Elizabeth Stoker Bruenig makes the case in Dissent:
Viewing the relationship between Christianity and leftism as inherently antagonistic is firstly a disservice to history. Despite the efforts of the business leaders who conquered Christian thought during the Great Depression, American Christians have never supported capitalist domination of governance or of society. Consider, for instance, a recent study by historian Heath Carter of the Christian roots of labor union organizing in Chicago during the Gilded Age. In Union Made: Working People and the Rise of Social Christianity in Chicago, Carter recovers what has been lost to the rhetoric of the Christian right, namely that Christianity (even its evangelical iterations) aligns very well with the goals of organizers fighting for justice and dignity in their work. Indeed, America’s labor movement has long enjoyed support from Christianity of all stripes, from the Catholicism of Dorothy Day and the Catholic Worker, to the peace-oriented Protestantism of A.J. Muste and the Society of Friends.
Outside of labor organizing, Christian theology has also influenced other leftist social movements, such as black power in the United States and liberation theology in Latin America. American civil rights activists like Martin Luther King, Jr. invoked this theology of liberation to agitate not only for racial justice, but for equality everywhere and for everyone, including in the sphere of economics. Today, the same line of reasoning is evident in the words and writings of Pope Francis, who has added environmental concerns to the issues we must address so that all can flourish equally.

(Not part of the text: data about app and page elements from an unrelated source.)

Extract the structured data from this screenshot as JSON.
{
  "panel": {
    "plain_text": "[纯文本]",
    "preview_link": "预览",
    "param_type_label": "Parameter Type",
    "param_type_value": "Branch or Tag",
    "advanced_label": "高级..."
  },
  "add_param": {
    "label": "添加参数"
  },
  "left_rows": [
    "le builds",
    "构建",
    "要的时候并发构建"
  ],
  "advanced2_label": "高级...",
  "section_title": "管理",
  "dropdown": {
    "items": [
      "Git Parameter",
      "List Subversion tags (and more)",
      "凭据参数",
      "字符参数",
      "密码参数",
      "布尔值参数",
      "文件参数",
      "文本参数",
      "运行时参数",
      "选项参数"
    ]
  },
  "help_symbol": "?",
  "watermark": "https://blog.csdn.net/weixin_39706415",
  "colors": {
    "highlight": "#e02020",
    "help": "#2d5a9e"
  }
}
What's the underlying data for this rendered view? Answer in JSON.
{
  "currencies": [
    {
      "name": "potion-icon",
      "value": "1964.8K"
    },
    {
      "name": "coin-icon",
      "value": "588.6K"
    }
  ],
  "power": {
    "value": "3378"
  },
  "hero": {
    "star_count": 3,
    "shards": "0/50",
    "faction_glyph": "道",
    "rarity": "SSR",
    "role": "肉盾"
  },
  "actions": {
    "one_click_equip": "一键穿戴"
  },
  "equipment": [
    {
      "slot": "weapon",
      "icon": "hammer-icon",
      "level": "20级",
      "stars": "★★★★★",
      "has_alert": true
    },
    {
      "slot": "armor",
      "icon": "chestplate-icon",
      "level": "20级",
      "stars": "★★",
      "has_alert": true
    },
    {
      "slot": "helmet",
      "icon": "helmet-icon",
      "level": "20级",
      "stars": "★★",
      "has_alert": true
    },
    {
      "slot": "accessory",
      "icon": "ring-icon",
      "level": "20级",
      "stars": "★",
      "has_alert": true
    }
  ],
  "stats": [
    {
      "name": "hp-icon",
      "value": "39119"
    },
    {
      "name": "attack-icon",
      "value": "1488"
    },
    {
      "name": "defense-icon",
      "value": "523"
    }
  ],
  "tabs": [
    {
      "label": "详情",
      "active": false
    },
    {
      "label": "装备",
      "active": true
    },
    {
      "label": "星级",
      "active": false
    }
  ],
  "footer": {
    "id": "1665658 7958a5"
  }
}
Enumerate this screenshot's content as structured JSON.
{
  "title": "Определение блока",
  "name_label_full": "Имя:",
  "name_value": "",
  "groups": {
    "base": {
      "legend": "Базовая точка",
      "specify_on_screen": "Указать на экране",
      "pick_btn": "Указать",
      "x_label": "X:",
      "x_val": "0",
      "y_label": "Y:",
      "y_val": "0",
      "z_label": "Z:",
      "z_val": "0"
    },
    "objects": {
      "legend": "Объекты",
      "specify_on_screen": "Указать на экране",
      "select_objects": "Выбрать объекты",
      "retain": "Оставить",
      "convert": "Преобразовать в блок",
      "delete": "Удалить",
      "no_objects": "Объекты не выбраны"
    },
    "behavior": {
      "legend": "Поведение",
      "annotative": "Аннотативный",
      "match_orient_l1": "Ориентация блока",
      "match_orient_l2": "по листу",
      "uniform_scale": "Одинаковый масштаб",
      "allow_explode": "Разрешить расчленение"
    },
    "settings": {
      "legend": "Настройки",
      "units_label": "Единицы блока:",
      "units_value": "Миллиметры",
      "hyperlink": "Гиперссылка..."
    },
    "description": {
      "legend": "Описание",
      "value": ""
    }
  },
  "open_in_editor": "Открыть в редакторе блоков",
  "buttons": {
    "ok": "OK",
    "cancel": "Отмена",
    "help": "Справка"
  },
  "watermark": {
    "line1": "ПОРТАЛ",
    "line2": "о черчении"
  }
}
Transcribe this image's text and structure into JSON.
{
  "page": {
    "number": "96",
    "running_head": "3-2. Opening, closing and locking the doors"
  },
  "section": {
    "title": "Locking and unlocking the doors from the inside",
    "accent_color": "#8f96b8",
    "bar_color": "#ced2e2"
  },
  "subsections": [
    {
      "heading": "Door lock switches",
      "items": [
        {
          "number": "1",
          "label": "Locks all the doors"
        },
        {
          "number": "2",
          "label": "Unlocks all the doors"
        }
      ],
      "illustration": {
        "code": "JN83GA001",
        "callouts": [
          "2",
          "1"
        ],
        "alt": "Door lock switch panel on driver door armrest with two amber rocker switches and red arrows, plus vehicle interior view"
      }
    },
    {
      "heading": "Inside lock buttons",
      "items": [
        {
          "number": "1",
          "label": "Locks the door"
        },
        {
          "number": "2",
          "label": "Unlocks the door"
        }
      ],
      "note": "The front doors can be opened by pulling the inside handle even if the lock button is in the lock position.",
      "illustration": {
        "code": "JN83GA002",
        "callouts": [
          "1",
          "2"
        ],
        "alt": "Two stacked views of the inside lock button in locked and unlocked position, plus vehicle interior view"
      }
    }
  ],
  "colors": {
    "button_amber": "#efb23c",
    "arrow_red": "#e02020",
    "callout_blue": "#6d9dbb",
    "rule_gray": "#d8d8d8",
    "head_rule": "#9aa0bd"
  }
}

Christianity, in other words, is no more destined for a cozy relationship with neoliberal, free-market politics than any other ideology, and perhaps less so, given its longstanding interest in the poor. The fact that Christianity is reflexively associated with conservatism in the United States is not so much an accident of history as it is a concerted effort on the part of vested, moneyed interests.